[Excerpts from an interface dataset]
· · · · · · ·

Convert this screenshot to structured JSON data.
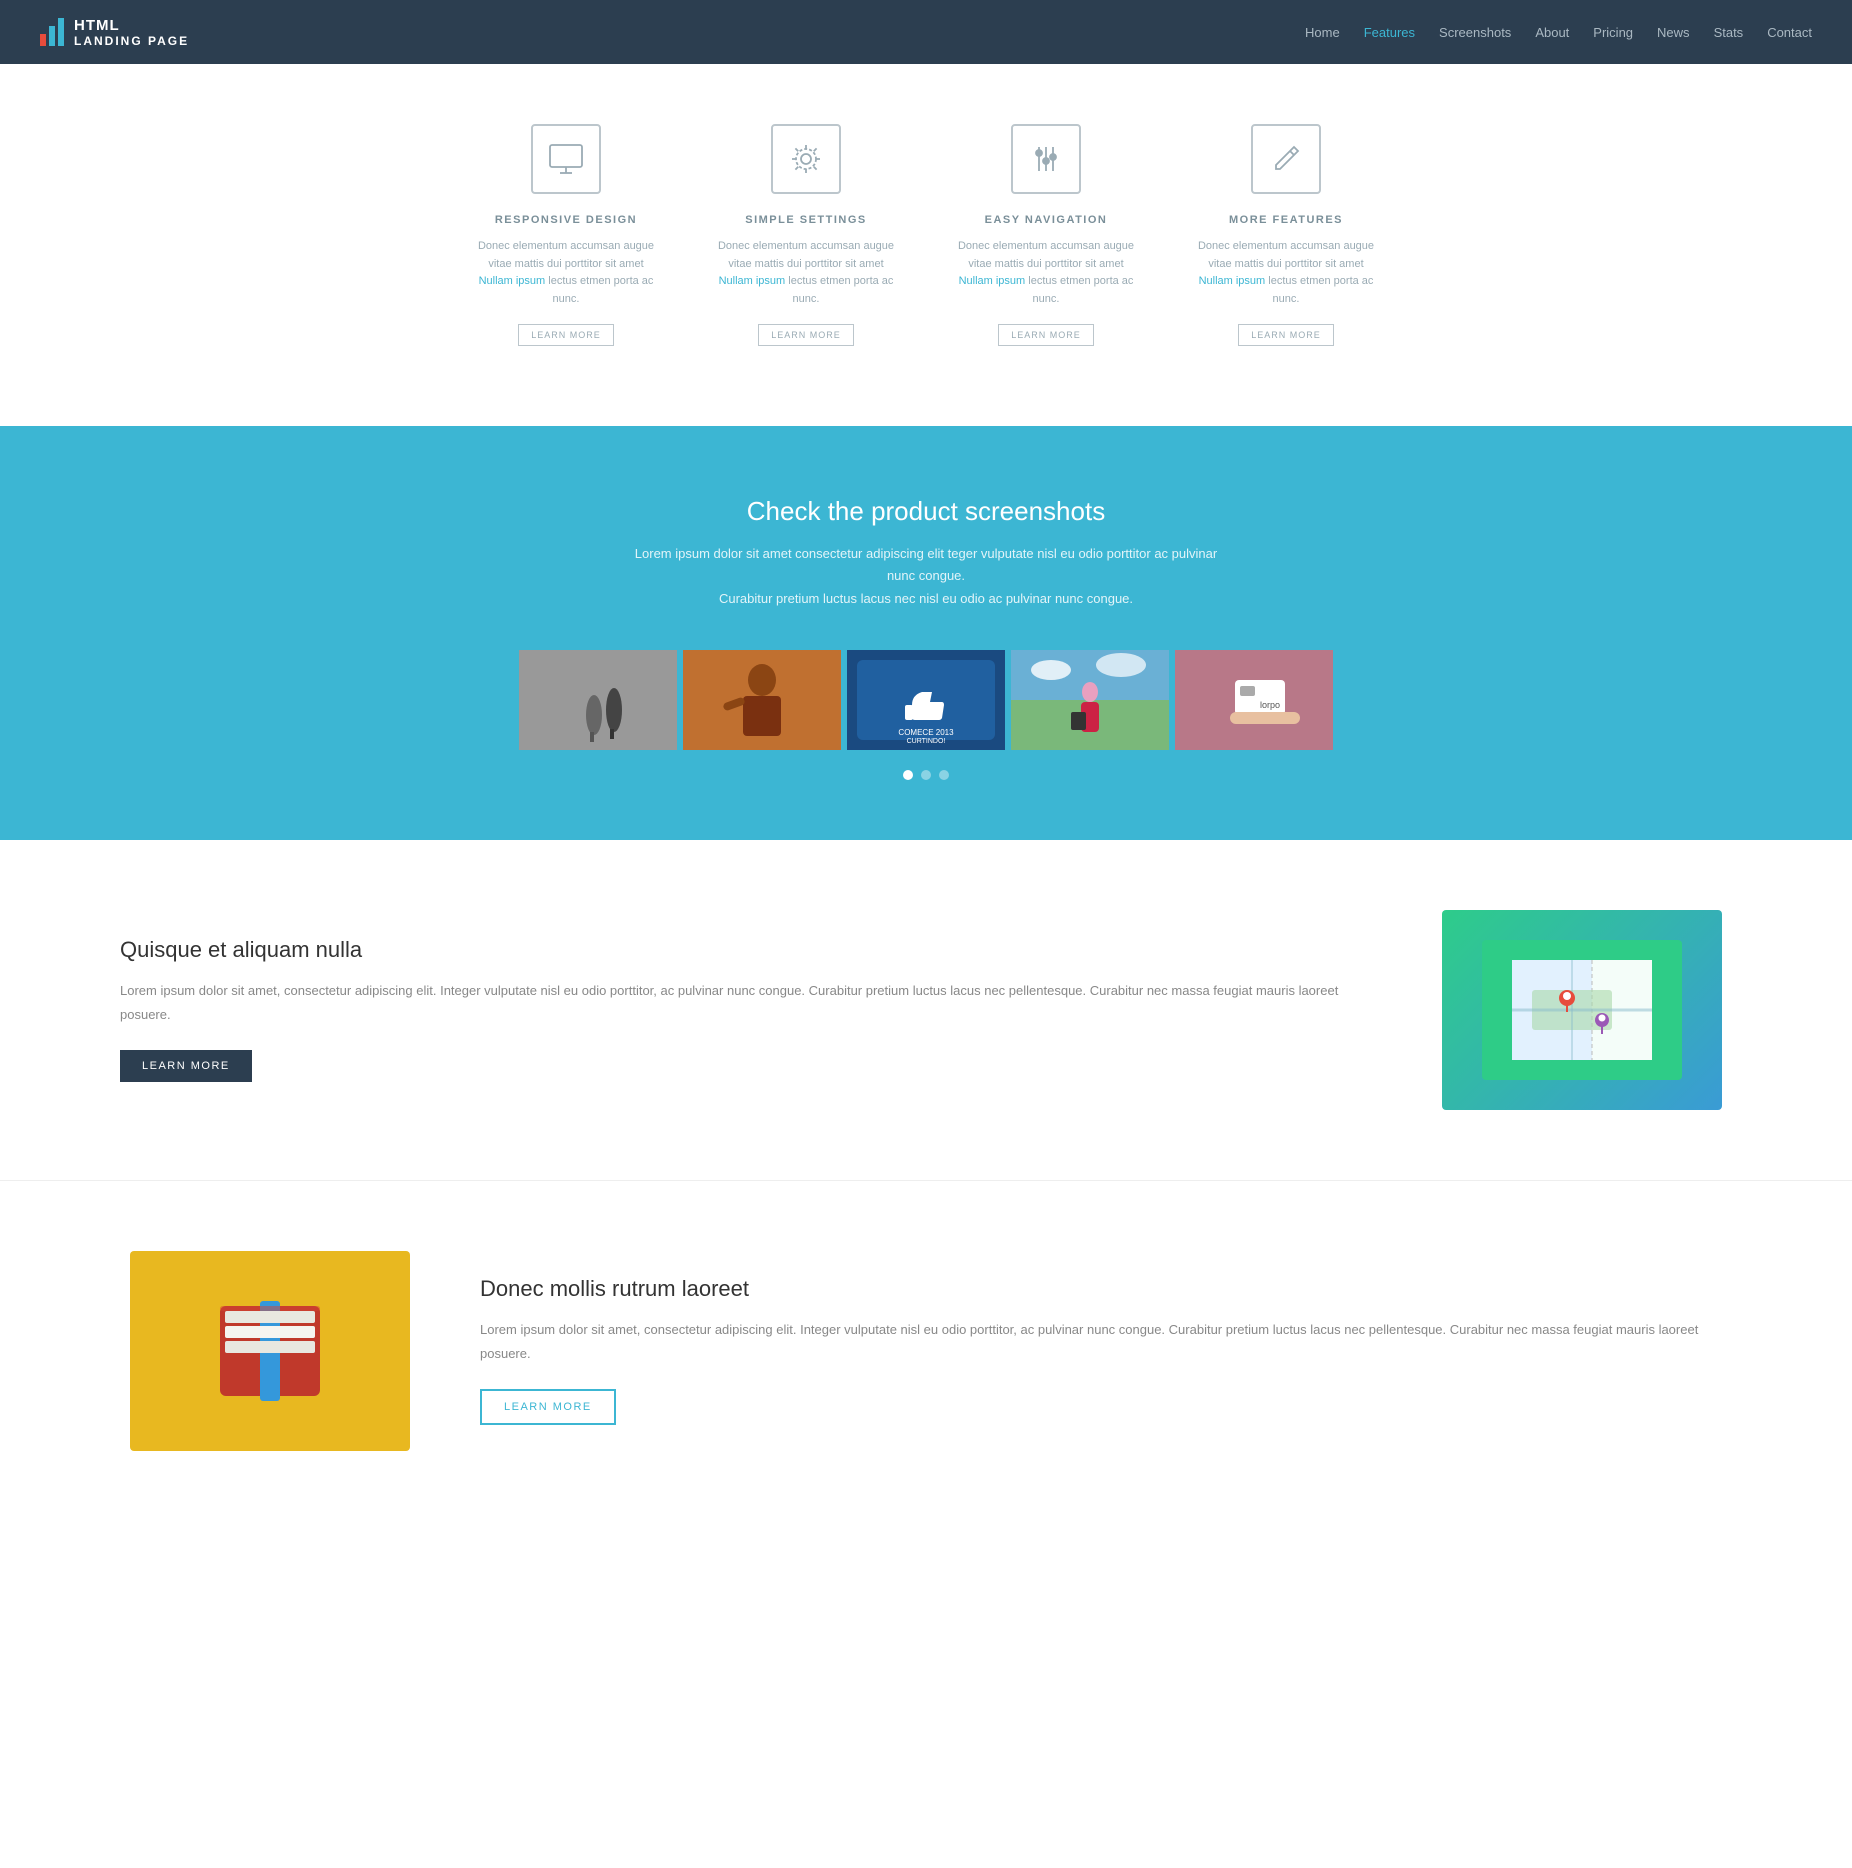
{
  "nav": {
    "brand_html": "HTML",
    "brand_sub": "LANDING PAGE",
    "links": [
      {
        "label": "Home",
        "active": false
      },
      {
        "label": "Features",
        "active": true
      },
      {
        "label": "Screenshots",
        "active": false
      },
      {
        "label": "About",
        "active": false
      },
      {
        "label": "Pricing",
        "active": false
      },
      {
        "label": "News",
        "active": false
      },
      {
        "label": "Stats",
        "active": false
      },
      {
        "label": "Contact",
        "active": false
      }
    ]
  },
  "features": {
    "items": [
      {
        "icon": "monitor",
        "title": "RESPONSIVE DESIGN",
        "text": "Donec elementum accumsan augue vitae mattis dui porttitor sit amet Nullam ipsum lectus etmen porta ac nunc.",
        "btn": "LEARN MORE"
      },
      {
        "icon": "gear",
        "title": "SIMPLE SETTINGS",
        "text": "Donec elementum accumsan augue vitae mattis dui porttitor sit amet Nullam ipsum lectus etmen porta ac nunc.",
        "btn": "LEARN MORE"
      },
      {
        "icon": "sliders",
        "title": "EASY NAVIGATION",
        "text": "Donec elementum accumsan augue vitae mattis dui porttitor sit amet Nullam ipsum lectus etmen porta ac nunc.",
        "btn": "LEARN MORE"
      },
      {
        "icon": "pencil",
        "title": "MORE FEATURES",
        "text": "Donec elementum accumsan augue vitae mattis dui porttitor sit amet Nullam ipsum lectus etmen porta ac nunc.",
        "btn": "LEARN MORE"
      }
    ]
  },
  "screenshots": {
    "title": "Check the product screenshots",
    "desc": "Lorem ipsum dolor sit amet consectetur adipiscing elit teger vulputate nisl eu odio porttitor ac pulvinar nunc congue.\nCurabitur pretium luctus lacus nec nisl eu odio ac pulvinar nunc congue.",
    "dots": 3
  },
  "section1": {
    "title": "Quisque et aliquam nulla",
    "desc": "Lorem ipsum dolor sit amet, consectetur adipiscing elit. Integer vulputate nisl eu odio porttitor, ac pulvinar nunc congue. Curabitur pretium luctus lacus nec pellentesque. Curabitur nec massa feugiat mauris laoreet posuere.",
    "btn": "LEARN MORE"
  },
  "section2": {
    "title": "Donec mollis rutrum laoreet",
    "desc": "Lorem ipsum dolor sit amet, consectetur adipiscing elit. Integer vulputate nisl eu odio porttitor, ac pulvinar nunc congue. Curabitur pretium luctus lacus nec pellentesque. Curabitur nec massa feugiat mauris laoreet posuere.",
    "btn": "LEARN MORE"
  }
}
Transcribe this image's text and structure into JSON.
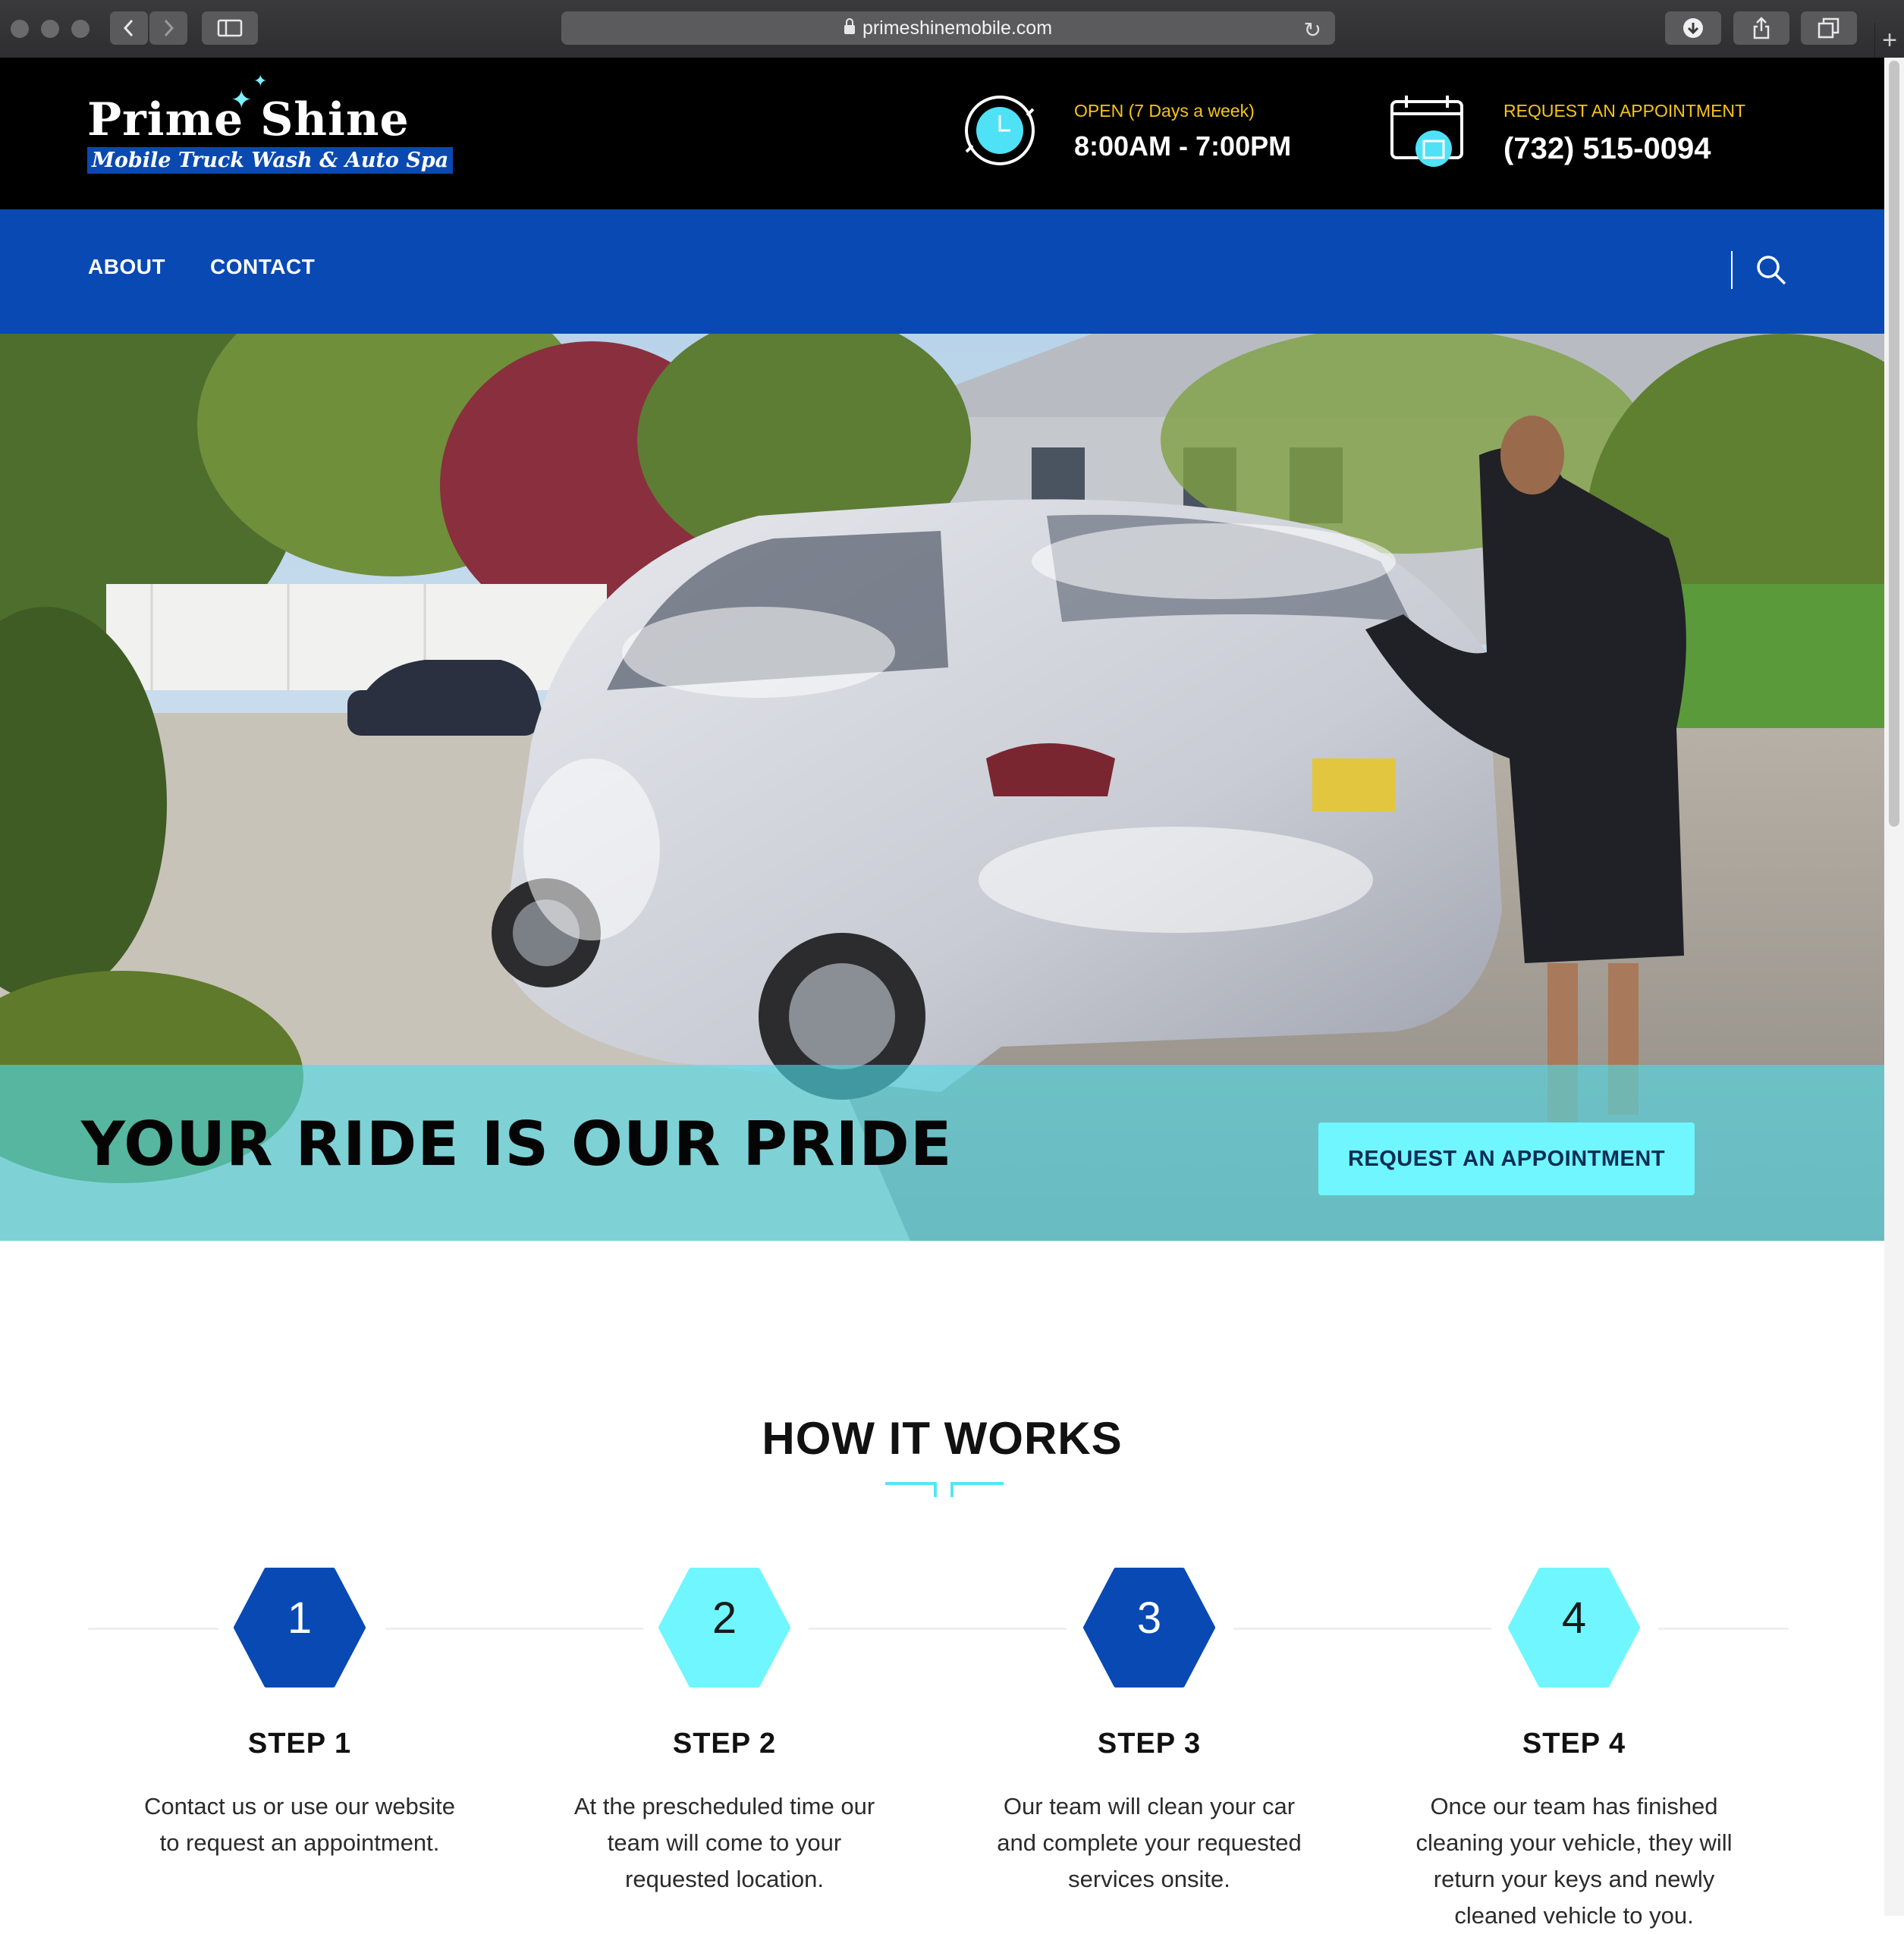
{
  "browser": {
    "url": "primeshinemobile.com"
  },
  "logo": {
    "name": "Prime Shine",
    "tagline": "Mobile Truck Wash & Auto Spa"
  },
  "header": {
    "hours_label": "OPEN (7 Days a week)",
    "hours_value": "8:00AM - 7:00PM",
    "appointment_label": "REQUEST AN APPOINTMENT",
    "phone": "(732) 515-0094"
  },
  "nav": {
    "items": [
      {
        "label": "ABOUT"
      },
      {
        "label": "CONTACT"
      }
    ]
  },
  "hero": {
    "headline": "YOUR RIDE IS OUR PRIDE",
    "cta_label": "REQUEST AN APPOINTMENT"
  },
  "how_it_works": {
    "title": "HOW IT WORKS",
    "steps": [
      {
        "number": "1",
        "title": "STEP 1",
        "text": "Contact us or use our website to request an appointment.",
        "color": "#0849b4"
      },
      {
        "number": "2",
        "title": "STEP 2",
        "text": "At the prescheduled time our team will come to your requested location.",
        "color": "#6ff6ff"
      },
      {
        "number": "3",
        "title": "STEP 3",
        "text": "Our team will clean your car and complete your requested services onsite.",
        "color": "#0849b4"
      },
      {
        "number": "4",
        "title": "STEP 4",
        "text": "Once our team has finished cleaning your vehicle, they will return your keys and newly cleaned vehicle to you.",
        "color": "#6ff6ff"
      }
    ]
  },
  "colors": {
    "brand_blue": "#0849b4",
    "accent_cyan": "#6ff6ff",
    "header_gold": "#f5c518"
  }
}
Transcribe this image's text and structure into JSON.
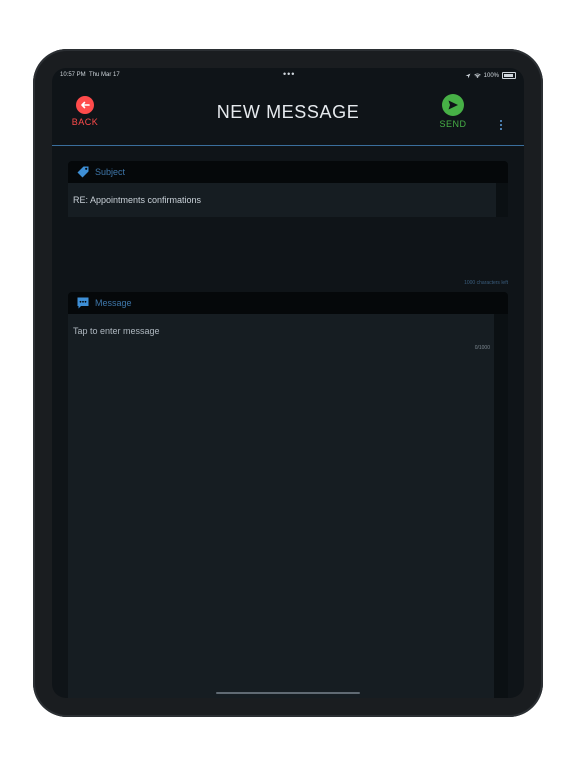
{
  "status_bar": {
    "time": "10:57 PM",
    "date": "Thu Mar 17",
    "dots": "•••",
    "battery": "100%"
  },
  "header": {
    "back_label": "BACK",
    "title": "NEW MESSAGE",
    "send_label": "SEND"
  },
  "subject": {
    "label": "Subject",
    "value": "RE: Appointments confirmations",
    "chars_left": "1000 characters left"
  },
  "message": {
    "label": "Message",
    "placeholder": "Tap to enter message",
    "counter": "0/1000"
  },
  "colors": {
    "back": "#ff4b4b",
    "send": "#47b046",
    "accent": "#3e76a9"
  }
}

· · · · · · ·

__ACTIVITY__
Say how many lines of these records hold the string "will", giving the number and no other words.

__YOUR RESPONSE__
3